_WHAT THE TASK REQUIRES_
Every line of the following records that includes "this" should be copied.

_Page and application data records_
▬▬▬▬▬▬▬▬▬▬

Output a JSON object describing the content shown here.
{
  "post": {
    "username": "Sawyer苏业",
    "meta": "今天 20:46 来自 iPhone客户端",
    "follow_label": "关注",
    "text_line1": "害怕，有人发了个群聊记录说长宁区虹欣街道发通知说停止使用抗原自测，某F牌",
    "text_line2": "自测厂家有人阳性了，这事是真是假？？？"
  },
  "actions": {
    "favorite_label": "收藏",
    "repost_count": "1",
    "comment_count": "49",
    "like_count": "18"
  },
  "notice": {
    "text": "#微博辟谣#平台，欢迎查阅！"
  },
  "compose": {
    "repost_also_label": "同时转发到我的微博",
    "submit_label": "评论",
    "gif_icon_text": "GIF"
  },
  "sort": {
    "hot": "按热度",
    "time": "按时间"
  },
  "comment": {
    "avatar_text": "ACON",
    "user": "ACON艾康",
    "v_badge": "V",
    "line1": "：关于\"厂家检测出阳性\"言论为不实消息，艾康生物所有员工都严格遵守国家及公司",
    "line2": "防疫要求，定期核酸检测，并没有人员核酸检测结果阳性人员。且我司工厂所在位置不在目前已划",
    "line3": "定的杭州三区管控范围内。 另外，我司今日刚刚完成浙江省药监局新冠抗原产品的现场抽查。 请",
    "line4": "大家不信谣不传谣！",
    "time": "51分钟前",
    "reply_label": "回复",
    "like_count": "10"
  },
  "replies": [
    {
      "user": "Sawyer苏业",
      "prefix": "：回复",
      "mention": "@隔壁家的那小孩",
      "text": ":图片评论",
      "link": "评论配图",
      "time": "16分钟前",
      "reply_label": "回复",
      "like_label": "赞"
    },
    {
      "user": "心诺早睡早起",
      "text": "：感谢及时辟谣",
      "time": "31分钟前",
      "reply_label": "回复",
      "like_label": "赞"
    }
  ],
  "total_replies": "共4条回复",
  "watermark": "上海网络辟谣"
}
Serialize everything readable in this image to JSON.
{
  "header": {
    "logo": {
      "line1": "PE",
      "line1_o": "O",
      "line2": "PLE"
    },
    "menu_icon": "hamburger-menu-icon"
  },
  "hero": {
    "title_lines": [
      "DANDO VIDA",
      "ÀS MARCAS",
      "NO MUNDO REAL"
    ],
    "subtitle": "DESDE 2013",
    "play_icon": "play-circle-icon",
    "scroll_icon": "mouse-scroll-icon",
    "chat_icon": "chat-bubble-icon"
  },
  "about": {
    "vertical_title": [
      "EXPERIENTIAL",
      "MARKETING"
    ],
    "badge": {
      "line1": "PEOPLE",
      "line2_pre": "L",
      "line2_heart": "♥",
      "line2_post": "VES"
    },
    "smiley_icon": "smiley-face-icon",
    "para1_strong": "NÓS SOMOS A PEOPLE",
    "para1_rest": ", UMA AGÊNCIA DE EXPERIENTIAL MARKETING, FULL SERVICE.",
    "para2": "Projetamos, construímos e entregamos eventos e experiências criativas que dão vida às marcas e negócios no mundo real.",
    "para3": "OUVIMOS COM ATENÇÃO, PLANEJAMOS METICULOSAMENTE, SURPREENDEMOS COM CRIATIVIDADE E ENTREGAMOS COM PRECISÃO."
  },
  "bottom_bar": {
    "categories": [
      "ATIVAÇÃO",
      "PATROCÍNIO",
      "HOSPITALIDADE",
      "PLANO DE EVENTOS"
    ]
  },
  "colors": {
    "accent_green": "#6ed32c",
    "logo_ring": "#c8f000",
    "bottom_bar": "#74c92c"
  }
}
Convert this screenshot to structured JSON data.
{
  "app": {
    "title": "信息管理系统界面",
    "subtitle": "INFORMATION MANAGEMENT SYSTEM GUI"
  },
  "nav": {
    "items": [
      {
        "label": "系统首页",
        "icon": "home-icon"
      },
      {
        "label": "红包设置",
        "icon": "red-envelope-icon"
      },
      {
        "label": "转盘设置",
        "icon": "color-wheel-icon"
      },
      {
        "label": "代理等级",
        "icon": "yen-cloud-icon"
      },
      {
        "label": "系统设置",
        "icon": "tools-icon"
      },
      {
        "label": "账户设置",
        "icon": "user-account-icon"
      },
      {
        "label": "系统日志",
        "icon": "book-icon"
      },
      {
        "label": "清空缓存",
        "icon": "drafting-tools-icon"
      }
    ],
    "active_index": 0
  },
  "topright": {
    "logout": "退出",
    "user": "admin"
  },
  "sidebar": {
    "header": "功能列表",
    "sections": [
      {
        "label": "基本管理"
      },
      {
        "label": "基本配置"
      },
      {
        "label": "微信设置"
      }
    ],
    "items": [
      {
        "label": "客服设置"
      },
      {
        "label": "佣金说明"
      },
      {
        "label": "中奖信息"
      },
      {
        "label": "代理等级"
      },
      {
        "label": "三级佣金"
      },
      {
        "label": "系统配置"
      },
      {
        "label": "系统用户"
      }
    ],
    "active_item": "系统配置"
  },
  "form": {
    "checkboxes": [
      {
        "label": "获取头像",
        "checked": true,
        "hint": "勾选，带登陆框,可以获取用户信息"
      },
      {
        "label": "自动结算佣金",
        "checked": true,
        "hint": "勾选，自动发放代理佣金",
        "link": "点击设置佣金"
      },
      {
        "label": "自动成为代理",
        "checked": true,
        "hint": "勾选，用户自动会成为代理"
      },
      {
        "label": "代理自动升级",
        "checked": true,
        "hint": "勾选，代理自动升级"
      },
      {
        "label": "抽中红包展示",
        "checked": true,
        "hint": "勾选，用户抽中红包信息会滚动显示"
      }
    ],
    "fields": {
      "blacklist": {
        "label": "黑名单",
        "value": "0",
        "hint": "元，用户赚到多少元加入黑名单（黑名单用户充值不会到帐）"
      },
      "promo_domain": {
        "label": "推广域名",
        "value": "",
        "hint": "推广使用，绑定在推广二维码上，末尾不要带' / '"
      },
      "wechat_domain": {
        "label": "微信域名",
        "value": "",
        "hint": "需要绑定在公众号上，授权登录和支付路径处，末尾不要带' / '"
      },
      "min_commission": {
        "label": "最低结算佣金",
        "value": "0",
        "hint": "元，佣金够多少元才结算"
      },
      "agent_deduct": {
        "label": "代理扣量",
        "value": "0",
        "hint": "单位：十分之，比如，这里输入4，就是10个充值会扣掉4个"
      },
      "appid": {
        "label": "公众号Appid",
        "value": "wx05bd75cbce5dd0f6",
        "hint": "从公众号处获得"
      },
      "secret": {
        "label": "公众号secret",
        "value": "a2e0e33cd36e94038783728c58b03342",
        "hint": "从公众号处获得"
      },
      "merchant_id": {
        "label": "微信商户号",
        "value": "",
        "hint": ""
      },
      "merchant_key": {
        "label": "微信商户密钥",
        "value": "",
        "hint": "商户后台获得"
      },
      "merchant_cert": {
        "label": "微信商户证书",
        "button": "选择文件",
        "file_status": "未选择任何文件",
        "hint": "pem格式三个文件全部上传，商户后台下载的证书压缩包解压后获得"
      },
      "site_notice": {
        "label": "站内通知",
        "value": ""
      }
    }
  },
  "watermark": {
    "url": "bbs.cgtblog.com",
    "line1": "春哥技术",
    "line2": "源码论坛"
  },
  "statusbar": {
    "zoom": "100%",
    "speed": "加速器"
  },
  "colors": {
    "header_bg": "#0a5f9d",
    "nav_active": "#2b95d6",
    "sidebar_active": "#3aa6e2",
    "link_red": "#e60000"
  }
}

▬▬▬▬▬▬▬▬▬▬

_WRITTEN ANSWER_
Serialize everything readable in this image to JSON.
Convert this screenshot to structured JSON data.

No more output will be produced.